Hanna had felt like a rubber band stretched to the point of breaking, pulled so tight that its color had all but disappeared. Hanna had spent so very long worried about what others thought, about the consequences for the slightest misbehavior, that she hadn’t stopped to think about what she wanted, what was right for her.
Someone once told me that fear only subsides when joy is so powerful that you refuse to be afraid.
The Creator forbids women from wearing red… Brother Paul says it’s the color harlots wear in the big city… And it’s not that I was born desperately wanting to wear a red dress. But it’s strange— when something’s taken away from you, you just want it so badly.
He gritted his teeth. Hanna counted two at the top and a throng of incisors at the bottom, by turns black and yellow, like a decomposing ear of corn.
I was enthralled, flabbergasted, and awestruck by the superlative quality and artifice in Christopher Meades’s writing. His word-craft and storyline were diabolically ingenious and to my complete wonderment, held me captive despite my typical avoidance of this type of subject matter. I was riveted to my Kindle while also deeply conflicted and frustrated by the compelling characters and the harsh predicaments they had either been forced into, placed themselves in, or were maintaining by their complicity. Chaffing at the hypocrisy, cruelty, and abuse of power by the arrogant men under the guise of religion as well as the pettiness and stupidity of the women who allowed not only themselves to be used and abused, but to extend that learned helplessness to their children; I couldn’t decide whom I despised more.

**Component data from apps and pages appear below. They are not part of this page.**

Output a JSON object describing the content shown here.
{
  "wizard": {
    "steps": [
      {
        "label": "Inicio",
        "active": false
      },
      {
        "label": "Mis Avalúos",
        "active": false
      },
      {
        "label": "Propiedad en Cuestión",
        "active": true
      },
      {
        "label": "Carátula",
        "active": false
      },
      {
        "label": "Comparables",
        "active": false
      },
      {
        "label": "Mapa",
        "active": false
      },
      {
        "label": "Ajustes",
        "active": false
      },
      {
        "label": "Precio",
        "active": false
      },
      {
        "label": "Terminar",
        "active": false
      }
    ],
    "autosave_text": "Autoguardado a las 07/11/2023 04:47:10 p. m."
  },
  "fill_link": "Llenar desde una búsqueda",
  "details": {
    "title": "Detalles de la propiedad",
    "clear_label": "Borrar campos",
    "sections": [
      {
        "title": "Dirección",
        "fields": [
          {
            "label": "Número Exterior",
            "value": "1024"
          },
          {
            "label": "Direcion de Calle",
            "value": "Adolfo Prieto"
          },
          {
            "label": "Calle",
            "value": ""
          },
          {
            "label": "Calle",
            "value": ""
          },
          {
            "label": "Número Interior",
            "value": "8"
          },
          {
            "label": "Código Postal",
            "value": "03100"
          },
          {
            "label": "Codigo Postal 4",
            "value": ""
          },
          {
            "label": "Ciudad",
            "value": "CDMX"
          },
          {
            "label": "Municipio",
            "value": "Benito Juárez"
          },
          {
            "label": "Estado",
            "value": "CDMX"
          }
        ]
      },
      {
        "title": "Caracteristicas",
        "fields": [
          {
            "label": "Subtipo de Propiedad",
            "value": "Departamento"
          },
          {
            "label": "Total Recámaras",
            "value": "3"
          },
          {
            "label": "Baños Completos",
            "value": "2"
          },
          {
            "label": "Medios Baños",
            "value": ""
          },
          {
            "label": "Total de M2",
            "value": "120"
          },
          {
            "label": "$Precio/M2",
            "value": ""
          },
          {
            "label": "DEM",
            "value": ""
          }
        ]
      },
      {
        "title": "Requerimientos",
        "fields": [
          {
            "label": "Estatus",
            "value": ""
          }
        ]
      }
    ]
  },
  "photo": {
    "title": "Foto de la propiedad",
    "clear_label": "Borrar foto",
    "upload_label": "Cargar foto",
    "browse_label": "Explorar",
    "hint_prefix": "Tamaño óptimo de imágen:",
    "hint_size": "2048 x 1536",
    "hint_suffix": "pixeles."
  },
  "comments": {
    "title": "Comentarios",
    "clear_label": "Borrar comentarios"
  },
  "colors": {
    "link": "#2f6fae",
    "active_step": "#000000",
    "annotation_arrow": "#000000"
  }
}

However, I intensely reviled Hanna’s repulsive father, who was a despicable, loathsome, and abusive alcoholic as well as an irresponsible polygamist.
Although a bit forlorn and heavily conflicted, I was utterly consumed by Mr. Meades’s masterful phrasing, vivid descriptions, thoughtful emotive details, and razor-sharp insights. There was a smooth fluidity to his narrative that kept a movie reel steadily rolling through my cranium. In retrospect, what is even more astonishing was his ability to so deftly and accurately depict the inner musings, hopes, turmoil, and confusion of a loyal and sheltered eighteen-year-old girl as she gradually gained awareness of her own naiveté and the purposeful manipulations that had been used to maintain her ignorance and life of poverty.
Mr. Meades’s well-crafted storyline was simply gripping and kept me invested, engaged, and twisted in knots while fervently hoping for the main character of Hanna, and her mother, to find their spines as well as their footing and flee the tyranny of that harsh and backward community. I experienced a steadily mounting sense of foreboding knowing the pressure was building toward the climax and found myself taut with tension and a death grip on my Kindle, and decidedly unwilling to put it down to do the regularly scheduled adulting for the day. It was worth the book hangover and displeased grumbling of family members. Mr. Meades has a new fangirl – I greedily want all his words. I was provided with a review copy of this compelling book by TLC Book Tours.
Christopher Meades is the author of three previous novels, including THE LAST HICCUP, which won the 2013 Canadian Authors Association Award for Fiction. In addition, Meades’s work has appeared in several literary journals including The Potomac Review and The Fiddlehead. He lives in British Columbia, Canada, with his family.
Connect with Christopher